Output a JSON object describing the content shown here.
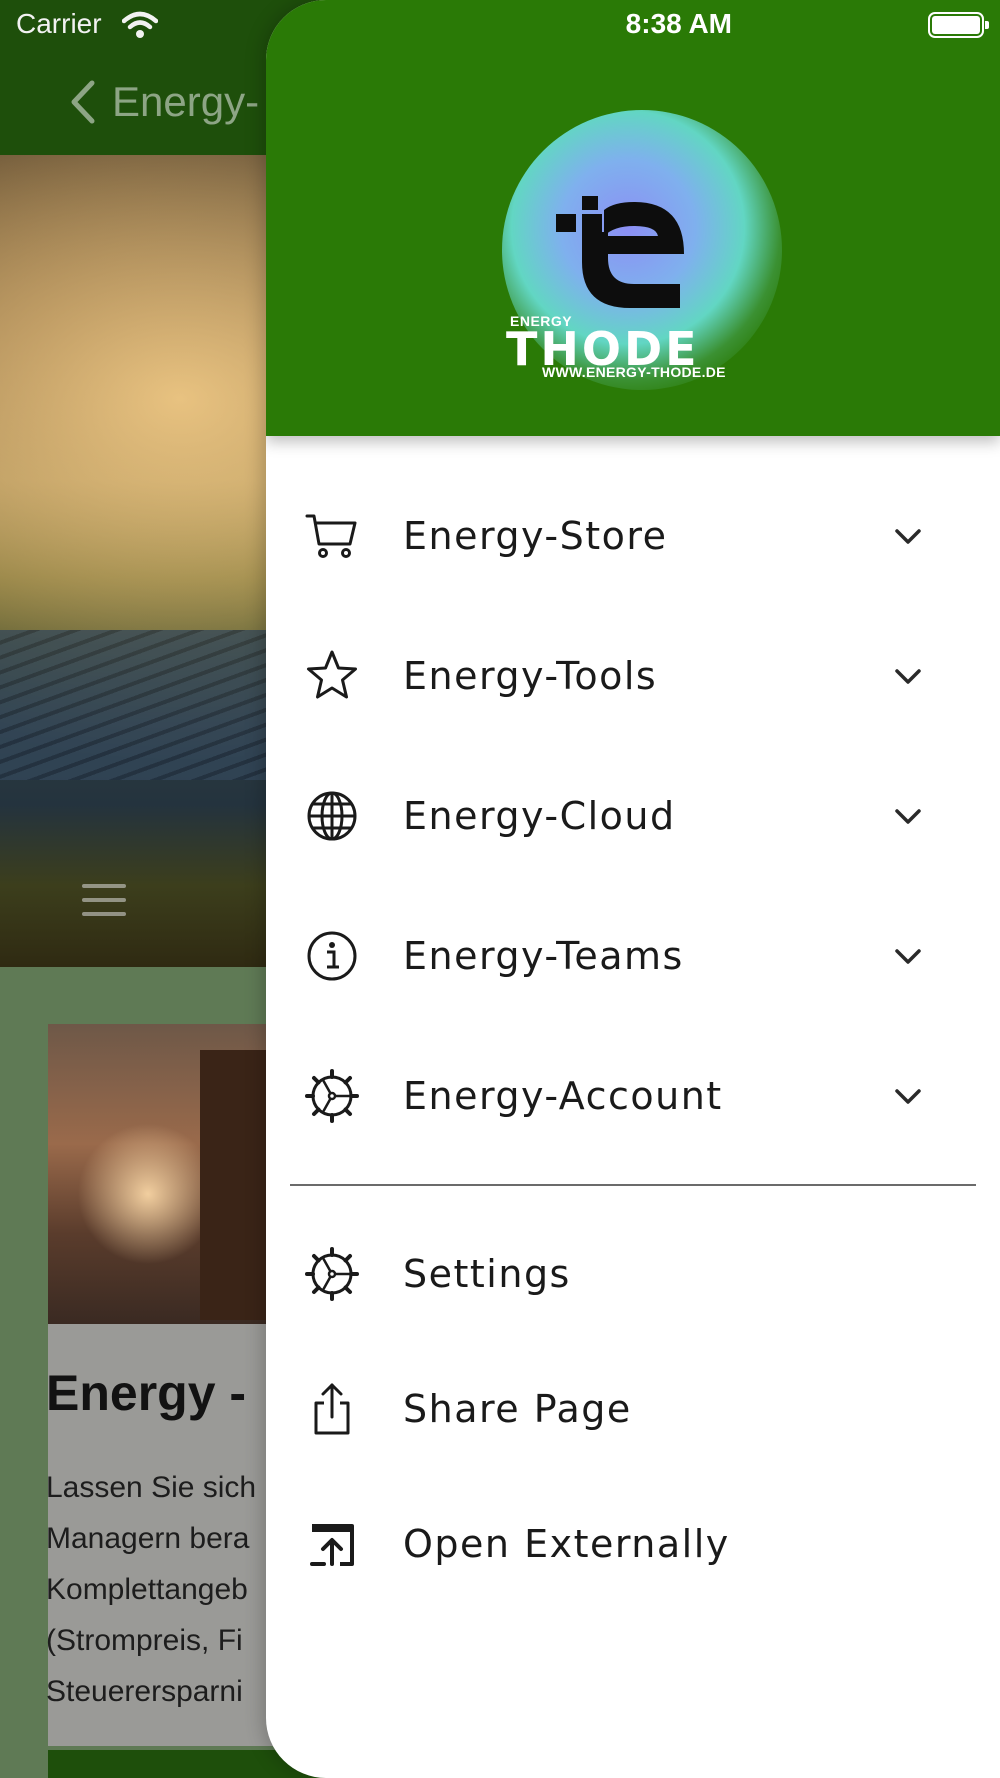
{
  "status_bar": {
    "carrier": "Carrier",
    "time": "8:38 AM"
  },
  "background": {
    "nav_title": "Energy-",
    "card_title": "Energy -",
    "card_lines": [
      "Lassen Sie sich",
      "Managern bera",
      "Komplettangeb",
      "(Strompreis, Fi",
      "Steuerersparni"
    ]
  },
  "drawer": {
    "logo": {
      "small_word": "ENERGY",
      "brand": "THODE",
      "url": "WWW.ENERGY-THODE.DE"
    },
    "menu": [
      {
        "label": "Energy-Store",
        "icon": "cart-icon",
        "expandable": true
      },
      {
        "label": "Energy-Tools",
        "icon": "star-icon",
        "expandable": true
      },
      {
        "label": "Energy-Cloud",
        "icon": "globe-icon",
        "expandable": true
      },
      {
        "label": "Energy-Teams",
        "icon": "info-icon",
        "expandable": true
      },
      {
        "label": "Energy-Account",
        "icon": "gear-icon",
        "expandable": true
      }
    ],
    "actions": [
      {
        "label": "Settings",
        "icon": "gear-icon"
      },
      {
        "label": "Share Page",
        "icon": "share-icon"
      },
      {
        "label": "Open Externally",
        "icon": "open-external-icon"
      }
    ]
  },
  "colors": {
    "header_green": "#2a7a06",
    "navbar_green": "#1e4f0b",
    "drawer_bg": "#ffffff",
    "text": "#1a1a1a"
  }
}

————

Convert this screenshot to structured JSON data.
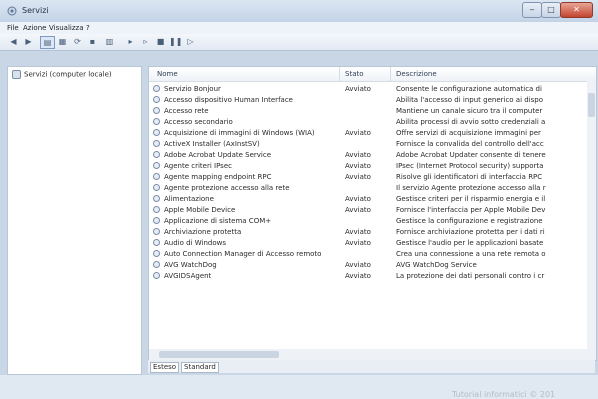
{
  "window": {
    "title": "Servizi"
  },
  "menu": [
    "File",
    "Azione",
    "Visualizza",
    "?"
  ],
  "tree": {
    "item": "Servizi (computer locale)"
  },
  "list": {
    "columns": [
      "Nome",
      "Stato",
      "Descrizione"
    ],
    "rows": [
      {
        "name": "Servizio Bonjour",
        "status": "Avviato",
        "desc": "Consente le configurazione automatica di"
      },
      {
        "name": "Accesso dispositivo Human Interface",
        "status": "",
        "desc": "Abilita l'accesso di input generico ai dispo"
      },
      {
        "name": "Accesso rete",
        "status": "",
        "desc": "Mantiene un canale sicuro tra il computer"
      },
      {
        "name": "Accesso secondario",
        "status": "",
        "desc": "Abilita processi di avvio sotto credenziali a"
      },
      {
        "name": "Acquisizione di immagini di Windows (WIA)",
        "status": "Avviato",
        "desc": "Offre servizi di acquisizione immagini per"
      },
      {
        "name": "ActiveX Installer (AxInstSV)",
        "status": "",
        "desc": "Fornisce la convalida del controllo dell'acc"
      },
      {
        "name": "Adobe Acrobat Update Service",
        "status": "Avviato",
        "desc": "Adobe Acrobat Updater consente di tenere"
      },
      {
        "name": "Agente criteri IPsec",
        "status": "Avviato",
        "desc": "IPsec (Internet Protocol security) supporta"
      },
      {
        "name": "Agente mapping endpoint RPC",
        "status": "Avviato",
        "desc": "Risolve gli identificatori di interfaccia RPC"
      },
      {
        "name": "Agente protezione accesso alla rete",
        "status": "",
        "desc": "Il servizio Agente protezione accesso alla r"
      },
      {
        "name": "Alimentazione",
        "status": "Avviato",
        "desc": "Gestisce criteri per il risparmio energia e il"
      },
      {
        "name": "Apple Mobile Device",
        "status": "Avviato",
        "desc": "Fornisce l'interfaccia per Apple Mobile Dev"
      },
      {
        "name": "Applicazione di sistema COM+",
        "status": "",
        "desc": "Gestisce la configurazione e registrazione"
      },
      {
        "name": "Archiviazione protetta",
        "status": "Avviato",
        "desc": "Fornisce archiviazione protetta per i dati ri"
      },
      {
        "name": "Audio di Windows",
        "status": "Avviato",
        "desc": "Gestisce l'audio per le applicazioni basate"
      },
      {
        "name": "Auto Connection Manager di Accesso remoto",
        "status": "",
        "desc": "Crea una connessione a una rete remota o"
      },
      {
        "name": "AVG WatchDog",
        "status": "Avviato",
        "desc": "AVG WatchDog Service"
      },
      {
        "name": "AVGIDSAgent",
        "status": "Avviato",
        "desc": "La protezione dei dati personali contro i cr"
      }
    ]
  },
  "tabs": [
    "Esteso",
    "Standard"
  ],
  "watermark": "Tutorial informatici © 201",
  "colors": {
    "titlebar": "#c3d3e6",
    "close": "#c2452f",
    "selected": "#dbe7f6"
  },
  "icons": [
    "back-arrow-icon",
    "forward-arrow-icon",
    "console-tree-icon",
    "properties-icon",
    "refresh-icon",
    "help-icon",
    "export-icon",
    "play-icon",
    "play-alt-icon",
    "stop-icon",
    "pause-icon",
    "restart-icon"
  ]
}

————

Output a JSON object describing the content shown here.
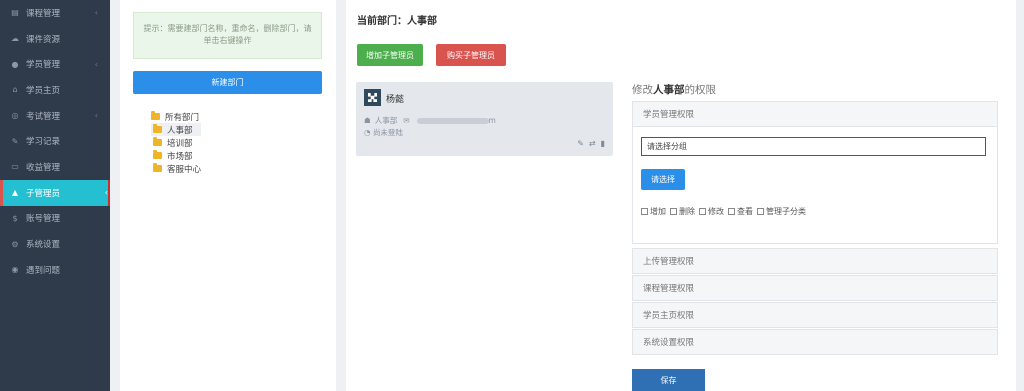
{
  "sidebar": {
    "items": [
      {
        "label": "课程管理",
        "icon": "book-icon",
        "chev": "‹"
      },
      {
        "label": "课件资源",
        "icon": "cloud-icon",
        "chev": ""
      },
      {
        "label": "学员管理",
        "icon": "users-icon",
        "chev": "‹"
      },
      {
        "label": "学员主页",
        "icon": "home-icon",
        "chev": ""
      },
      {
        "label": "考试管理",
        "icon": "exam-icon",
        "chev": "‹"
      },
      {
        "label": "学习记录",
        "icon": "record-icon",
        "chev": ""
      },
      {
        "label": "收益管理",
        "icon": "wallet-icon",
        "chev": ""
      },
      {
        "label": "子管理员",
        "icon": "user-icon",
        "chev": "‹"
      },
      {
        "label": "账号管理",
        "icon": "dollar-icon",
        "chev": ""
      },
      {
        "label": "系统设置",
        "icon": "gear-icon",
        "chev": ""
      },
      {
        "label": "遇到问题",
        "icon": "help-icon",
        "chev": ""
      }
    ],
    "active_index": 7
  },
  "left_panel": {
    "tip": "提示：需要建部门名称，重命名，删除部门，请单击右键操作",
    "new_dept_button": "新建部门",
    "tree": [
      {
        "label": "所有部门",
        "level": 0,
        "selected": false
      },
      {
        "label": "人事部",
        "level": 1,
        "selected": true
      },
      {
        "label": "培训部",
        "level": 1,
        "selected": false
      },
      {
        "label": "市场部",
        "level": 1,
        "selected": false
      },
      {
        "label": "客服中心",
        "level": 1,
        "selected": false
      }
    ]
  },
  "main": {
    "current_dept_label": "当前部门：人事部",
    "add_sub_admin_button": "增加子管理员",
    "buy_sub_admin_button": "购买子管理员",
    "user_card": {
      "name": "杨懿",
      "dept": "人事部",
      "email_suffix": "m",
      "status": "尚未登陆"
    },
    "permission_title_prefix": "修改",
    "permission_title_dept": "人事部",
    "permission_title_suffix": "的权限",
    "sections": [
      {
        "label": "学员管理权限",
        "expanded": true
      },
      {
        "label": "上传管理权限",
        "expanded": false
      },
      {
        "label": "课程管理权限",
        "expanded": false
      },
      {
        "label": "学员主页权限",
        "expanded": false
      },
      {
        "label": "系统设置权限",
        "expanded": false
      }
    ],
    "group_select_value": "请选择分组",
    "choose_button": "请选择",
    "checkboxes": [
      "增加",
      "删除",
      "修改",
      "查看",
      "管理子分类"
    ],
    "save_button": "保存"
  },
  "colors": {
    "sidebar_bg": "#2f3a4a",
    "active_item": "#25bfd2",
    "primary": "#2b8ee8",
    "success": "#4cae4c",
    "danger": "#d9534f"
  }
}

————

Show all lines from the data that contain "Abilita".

        "desc": "Abilita l'accesso di input generico ai dispo"
        "desc": "Abilita processi di avvio sotto credenziali a"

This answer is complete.